    ½ teaspoon minced ginger (optional)

    Put all of the ingredients into your blender (I like to use a Vitamix) in the order listed and puree for about a minute, until smooth and creamy. Tweak flavors to taste (you may like a bit more kale, sweetener, or ginger).

    Note: With a conventional blender, you’ll get the smoothest consistency if you use maple syrup or chop the dates finely, and be sure to soak those cashews as well. You can quick soak by covering with boiling water for 10 minutes (but this kills the live enzymes) or soak in room temperature water for 2 hours.

    Source: The Blender Girl

  • Add This Spice to Your Life

    etasto's picture

    When I think of foods that contain cinnamon, carb-heavy favorites like gooey cinnamon rolls and fresh apple pie are often the first to come to mind.

  • Dragons at Night

    In Thailand, a moonflower blooms after dark, sprouting from the arms of a tall, thin cactus of the genus Hylocereus. It will bloom only for one night. If the flower becomes pollinated, a bizarre looking, distinctly tropical pink fruit will grow. The interior of this fruit will be either white or red and full of seeds—like a kiwi, but more so.

    Health benefits of the hot pink, armor-plated dragonfruit
    By Adam Swenson
  • What’s On Our Reading List

    The 7-Day Allergy Makeover: A Simple Program to Eliminate Allergies and Restore Vibrant Health from the Inside Out

    (Penguin Group, 2014) by Susanne Bennett, DC

  • Cancer Fighters

    Garlic, leeks, yellow onions, dark green veggies, and cruciferous veggies have been shown to powerfully counteract cancer cell growth, according to a recent study in Food Chemistry.

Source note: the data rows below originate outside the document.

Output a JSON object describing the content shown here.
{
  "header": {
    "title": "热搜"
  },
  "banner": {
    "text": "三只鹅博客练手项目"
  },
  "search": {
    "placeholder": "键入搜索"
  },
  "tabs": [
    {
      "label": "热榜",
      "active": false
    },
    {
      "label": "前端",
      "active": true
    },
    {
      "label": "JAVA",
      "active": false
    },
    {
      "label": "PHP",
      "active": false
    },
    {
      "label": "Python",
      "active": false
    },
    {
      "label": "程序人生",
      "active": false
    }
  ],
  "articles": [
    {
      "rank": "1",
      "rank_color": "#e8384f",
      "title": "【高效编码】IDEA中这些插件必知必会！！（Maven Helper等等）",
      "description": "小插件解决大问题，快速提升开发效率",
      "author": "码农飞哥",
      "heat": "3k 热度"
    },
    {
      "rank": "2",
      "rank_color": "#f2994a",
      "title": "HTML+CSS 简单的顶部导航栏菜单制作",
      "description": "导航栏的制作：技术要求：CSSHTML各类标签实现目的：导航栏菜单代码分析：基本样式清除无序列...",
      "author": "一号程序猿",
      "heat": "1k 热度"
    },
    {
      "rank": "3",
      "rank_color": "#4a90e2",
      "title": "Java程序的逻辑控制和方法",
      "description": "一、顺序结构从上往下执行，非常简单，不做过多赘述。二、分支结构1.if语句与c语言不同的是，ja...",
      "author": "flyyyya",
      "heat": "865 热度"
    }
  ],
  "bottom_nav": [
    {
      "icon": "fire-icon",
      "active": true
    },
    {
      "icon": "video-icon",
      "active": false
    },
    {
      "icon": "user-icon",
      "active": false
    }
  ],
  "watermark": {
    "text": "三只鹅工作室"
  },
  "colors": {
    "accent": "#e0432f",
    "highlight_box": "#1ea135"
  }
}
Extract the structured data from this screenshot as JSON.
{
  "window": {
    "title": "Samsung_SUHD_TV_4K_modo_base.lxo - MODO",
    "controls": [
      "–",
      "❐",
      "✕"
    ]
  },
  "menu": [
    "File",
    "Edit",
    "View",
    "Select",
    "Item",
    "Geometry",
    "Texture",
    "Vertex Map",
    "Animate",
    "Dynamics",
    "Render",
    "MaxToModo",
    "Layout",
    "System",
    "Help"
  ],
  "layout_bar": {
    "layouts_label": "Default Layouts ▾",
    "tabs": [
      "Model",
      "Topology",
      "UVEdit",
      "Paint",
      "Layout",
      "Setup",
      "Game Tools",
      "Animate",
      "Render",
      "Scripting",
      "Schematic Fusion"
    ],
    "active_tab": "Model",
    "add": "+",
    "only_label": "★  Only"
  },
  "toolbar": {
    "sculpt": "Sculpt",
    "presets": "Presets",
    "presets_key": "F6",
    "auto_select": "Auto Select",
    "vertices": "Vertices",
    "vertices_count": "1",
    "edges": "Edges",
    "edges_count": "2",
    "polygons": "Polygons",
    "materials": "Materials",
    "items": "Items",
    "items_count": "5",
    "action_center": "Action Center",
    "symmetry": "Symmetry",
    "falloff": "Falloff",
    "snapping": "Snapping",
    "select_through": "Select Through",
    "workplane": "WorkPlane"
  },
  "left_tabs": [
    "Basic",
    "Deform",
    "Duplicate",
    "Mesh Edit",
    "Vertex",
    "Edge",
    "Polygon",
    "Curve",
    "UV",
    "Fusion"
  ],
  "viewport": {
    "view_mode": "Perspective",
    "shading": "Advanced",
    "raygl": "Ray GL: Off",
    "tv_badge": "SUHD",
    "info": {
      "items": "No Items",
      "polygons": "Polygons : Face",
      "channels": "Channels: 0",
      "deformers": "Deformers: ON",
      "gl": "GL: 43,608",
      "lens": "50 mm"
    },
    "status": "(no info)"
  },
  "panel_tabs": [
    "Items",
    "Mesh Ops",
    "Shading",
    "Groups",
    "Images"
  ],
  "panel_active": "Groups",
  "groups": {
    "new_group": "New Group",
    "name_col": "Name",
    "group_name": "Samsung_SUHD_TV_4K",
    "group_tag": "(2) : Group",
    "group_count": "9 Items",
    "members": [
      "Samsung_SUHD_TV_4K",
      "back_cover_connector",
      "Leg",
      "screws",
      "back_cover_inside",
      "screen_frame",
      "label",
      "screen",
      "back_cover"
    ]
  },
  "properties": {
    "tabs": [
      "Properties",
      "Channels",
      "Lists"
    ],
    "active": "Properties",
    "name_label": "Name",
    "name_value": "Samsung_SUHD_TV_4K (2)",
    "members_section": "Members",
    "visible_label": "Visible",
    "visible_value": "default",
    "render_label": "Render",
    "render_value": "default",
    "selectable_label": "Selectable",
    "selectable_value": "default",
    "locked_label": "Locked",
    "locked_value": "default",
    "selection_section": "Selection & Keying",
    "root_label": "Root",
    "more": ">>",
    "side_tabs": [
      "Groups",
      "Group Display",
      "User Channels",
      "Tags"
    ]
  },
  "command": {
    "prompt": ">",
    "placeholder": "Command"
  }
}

If you need a refresher, cruci­ferous vegetables come from the family Cruciferae (also called Brassicaceae).